Section 527 of the Servicemembers Civil Relief Act (“SCRA”) generally requires that interest rates on obligations that pre-date active duty be rolled back to 6% upon request of the servicemember and adequate demonstration that the servicemember is eligible for this and other protections. Other protections deal with foreclosure proceedings, insurance, and default judgments in court. The logic behind this benefit is that, after a servicemember is called to duty, his income may be reduced and the reduction in interest rate is to soften the financial impact upon the servicemember and his family. A lender has a right to ask the court to determine that, notwithstanding the new military service, the servicemember has not been disadvantaged to the point where he merits the reduction to 6%. Such might be the case if the servicemember is particularly wealthy, has other sources of income, or is at a particularly high grade level.
The operative point in time is either the date of the call-up orders or the Active Duty Start Date. In effect, if military service starts, interest on pre-existing debts can be rolled back. It stands to reason that, if the military service continues, because of re-enlistment, the operative point in time has not changed. One cannot restart the clock by simply re-enlisting.
False rumors on the internet are lulling servicemembers (and even some lenders) into believing that a claim can be submitted based on the sole criterion that the servicemember recently re-enlisted.
Unless there is a break in service, the operative point in time does not change – it remains the first date of active duty. Re-enlistment does not give the servicemember a “second bite at the apple” to incur a debt, only to have the interest rate forcefully reduced shortly thereafter.
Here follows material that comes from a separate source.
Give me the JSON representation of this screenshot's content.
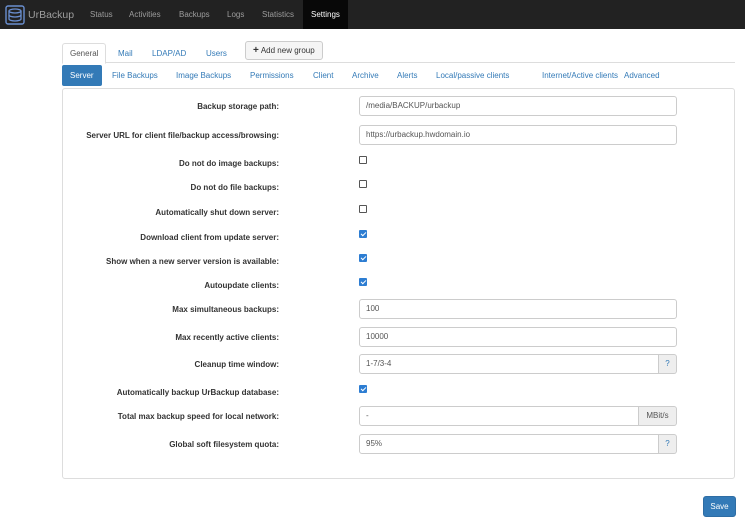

If a claim by a servicemembers for benefits under the SCRA is false, and such is a knowing misrepresentation could constitute a violation of the Uniform Code of Military Justice.